Apps, Apps and More Apps
Like any computer, what gives life to the hardware is the software, and there are hundreds of thousands of mobile applications, both free and paid (see online app store). However, there are often dozens of apps offering nearly identical functions. All apps are created for both iPhones and Androids and sometimes for Windows phones. New BlackBerry apps are rare. See how to select a mobile device, smartphone features, smartphone operating system and cellphones vs. smartphones.
A Dumb Phone and Smart Everything Else
Ironically, the least spectacular thing about a smartphone is the phone. A smartphone can cut out and drop calls like any cellphone, and the more users within a cell tower's reach at a given moment, the more interruptions are likely.
In 1994, IBM and BellSouth introduced the heavy and pricey Simon Personal Communicator, a phone/PDA touted as the first smartphone (see personal communicator). Amassing a large audience in the 2000s, BlackBerry became the popular corporate smartphone; however, in 2007, the iPhone changed the industry forever. See iPhone, Android, BlackBerry, Windows Phone, Symbian, feature phone and smartphone keyboard. See also smart TV.
|These models were some of the first smartphones on the market. Both iPhones and Windows have consistent user interfaces; however, Android manufacturers often add their own interface features. In its heyday, the BlackBerry's physical keyboard was its trademark.|
|A Double Touchscreen Smartphone|
|With an LCD in front and E Ink screen in back, YotaPhone batteries last up to five days in E Ink mode, and it is the only smartphone visible in bright sunlight. See E Ink.|

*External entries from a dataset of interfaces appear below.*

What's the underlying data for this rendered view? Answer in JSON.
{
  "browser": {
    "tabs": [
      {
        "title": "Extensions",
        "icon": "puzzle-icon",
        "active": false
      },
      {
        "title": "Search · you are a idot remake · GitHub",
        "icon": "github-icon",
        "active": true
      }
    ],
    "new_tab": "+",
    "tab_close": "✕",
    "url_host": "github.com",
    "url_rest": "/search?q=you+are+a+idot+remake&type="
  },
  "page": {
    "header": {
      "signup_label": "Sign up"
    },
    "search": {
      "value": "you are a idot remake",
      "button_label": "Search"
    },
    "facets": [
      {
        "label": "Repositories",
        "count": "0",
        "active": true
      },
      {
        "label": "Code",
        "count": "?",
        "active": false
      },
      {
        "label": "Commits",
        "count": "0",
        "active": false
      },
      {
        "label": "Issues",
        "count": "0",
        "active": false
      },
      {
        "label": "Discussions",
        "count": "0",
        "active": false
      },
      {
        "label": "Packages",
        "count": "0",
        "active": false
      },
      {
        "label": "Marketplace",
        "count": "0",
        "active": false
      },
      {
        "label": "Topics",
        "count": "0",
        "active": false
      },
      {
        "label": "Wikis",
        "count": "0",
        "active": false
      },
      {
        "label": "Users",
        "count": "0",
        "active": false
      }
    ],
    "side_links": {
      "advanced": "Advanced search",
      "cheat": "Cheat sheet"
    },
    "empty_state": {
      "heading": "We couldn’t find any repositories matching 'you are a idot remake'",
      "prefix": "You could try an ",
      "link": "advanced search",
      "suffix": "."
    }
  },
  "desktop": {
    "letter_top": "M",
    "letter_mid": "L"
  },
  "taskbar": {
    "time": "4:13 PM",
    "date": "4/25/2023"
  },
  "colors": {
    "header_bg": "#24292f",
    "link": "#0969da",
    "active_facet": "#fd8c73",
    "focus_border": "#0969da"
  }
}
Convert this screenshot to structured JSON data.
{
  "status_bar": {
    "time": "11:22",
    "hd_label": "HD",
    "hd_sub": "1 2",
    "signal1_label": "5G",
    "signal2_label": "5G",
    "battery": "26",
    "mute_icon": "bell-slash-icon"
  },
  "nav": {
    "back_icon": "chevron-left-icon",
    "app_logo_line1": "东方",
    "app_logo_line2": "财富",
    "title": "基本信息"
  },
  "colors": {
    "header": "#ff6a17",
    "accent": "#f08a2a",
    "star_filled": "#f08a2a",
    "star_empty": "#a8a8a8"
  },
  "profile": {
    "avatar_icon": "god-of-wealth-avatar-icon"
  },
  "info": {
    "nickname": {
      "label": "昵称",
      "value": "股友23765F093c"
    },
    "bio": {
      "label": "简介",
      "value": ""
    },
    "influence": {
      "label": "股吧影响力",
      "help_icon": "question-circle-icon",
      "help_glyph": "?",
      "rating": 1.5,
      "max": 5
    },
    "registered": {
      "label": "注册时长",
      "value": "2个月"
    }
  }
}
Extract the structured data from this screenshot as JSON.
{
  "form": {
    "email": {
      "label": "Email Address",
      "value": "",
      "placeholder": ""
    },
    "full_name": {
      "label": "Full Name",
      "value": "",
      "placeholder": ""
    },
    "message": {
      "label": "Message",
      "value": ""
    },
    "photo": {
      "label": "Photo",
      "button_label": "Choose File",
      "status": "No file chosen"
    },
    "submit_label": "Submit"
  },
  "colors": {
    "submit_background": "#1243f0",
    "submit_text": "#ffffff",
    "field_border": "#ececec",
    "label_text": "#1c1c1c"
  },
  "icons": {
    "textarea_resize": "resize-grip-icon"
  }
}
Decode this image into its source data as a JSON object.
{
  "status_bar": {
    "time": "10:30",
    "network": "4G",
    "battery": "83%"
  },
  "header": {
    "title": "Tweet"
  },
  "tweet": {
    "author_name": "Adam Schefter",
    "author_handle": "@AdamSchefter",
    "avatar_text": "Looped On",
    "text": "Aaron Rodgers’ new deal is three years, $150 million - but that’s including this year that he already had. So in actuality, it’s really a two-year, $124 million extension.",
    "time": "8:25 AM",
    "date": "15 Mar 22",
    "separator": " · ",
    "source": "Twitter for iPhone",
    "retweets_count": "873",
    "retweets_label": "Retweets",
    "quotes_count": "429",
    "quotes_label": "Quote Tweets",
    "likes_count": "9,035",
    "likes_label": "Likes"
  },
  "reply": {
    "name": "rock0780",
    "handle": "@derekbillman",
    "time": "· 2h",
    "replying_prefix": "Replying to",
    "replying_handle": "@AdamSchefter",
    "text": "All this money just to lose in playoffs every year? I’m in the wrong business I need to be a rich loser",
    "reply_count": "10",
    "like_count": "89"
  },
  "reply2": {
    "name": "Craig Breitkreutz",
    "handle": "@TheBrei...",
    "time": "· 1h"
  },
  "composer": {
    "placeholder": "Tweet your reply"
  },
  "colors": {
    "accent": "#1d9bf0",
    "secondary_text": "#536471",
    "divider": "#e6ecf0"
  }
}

|A Modular Smartphone|
|In 2016, Motorola introduced its Moto Z family of modular phones. Snap-ons add high-fidelity speakers, a pico projector or, as in this example, a professional Hasselblad camera. See Moto Z. (Image courtesy of Motorola Mobility LLC, www.motorola.com)|
|One of the First|
|In 2002, this Palm Treo ran the popular Palm PDA application along with e-mail and Web browsing. See Palm. (Image courtesy of Palm, Inc.)|